The Utah Division of Public Utilities has announced that federal tax savings filed by Dominion Energy will be passed to Utah consumers. The company filed for $17 million in adjustments as the result of the recently enacted federal tax cuts, explained Chris Parker, director of the state Division of Public Utilities.
Utah utility customers should expect to begin seeing savings over the next few months, Parker said, with the first wave of cuts expected to take effect within the next 30 days, providing $2.5 million in savings on infrastructure.
The division is working with other agencies to immediately lower base rates to customers by an additional $14.5 million, he said, with further reductions to follow Dominion Energy’s gas cost filing later this spring.
“Ever since federal tax reform legislation was passed, our Division of Public Utilities has been working closely with the Public Service Commission and utilities to determine the best method to pass on tax savings to Utah customers,” Parker said. “Consumers should begin seeing lower gas bills soon, and our division will continue to ensure other tax cuts reach customer bills as quickly as possible.”
A local analyst said the consumer savings due to the congressional tax plan would likely continue in Utah and across the country.
Some people predicted that firms would just keep all the corporate tax savings, but that’s not how economies work, said Jeff Steagall, professor of economics and dean of the John B. Goddard School of Business and Economics at Weber State University. Just like the cost of any tax is shared between producers and consumers, the benefit of a tax cut is also shared by both groups, he added.
“While corporate tax cuts will put funds into consumers’ pockets, it’s less clear what the changes to the personal tax system will mean for consumers. Some will gain, others will lose,” he said. “Since it appears that those with higher incomes will be among the winners, they’re more likely to invest as opposed to consume with their windfalls. For those on the lower end of the economic spectrum, they are likely to see tax bills increase.”
Since those with lower incomes can least afford it and because they normally consume all of their income, their consumption is likely to fall, he added.
“The corporate tax cuts will keep more money in the hands of consumers,” Steagall said. “Most consumers will turn around and spend that extra money, stimulating the economy further.”
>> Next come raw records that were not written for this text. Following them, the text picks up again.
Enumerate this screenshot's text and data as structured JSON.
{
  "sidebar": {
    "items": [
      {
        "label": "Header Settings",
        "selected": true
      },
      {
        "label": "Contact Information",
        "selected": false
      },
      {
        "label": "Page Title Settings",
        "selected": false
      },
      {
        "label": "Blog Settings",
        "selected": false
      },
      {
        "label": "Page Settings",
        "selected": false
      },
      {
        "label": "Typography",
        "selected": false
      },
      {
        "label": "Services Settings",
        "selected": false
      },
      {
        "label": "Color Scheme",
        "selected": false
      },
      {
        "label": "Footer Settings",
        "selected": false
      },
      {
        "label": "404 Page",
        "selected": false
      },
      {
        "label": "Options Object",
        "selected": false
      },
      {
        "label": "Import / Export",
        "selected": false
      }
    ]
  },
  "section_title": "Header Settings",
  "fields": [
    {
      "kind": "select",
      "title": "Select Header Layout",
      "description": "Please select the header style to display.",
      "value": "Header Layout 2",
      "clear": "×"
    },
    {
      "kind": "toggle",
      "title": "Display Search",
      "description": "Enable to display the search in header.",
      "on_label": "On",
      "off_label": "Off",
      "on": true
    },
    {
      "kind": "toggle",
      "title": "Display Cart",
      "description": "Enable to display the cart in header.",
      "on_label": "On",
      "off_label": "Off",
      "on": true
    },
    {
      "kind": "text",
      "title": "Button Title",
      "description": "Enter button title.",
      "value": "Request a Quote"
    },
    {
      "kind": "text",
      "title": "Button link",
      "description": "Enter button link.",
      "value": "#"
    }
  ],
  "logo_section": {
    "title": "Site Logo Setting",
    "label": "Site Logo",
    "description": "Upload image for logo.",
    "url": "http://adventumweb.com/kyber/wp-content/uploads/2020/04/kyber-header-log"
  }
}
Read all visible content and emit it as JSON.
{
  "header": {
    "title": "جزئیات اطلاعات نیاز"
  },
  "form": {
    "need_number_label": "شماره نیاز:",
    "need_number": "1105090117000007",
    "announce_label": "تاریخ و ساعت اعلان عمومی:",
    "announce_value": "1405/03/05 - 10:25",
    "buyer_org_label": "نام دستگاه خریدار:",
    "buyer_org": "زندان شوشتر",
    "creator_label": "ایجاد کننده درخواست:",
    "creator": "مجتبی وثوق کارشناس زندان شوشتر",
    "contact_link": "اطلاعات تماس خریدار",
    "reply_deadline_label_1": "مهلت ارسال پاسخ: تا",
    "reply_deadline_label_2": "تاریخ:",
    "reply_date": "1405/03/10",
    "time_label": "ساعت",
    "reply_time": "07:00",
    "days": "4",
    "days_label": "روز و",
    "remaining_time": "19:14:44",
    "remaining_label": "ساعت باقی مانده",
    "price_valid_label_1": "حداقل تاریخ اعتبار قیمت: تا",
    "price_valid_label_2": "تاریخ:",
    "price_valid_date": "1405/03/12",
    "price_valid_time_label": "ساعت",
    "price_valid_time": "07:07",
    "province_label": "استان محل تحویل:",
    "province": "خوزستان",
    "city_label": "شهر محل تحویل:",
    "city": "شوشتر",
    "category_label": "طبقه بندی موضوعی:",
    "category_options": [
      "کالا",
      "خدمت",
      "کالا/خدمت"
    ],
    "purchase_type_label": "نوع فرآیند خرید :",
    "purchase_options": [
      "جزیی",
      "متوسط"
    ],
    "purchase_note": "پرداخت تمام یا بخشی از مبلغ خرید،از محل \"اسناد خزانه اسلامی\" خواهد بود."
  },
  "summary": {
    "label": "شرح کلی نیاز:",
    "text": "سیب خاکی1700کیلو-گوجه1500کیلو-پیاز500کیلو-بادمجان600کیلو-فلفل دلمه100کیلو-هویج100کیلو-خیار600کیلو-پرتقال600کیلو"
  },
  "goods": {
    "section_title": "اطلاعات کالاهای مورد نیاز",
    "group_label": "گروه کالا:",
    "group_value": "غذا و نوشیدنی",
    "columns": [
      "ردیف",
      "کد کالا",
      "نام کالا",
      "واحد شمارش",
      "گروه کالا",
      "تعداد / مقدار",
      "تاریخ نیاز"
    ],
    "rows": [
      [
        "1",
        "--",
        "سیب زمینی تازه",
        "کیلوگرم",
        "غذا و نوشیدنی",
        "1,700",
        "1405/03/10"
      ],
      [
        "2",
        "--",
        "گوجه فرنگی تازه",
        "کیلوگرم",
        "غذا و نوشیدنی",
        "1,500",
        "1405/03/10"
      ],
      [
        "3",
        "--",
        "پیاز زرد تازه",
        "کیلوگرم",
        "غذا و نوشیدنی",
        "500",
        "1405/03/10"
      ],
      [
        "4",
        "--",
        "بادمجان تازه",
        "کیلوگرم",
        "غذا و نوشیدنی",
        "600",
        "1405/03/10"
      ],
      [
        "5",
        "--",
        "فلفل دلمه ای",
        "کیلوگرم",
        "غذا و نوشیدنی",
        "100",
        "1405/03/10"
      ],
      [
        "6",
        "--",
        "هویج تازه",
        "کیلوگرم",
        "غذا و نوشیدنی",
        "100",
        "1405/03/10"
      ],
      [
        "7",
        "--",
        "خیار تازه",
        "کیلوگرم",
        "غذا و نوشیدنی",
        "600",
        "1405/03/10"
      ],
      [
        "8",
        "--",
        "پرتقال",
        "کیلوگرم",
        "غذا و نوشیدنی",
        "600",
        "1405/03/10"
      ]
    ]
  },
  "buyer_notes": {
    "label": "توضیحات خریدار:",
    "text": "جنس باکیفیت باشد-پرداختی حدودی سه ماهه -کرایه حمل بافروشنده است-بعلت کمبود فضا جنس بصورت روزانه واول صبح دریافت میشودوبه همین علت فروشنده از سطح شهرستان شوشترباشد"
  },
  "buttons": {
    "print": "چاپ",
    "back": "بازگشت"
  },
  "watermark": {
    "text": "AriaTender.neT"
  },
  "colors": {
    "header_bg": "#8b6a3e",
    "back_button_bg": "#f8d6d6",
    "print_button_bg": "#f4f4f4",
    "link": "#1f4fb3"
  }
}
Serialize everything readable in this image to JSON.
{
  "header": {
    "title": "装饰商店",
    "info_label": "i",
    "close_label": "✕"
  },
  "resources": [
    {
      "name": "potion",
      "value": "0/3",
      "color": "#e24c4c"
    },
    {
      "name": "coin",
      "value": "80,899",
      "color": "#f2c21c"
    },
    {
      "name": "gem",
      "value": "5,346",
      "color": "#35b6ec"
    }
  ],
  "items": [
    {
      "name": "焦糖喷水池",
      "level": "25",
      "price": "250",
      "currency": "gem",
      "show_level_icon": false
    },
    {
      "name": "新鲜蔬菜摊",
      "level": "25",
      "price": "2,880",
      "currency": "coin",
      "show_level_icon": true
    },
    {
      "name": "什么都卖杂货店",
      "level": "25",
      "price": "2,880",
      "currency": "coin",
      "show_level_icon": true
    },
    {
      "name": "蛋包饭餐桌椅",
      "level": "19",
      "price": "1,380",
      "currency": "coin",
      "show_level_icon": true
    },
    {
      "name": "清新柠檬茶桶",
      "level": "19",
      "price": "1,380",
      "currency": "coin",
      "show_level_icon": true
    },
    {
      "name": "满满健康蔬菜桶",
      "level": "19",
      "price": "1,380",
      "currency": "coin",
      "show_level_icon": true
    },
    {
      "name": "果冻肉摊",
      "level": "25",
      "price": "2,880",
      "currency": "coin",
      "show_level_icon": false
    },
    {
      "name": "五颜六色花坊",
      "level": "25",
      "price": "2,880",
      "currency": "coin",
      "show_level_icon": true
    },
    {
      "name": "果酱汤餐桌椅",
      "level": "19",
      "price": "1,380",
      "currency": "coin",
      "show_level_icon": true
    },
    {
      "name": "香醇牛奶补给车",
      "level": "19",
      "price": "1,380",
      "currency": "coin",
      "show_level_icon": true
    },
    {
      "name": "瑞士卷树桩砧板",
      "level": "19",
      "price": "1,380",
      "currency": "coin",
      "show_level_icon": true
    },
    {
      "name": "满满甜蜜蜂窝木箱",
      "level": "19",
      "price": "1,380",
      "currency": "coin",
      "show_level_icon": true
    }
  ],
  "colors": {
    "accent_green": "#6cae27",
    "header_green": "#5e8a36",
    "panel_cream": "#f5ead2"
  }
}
The increased consumer spending would almost certainly benefit firms and their employees in the short term, he said, although it could also fuel inflation, given how low unemployment is right now.
“It’s impossible to tell, but it’s a risk,” he said.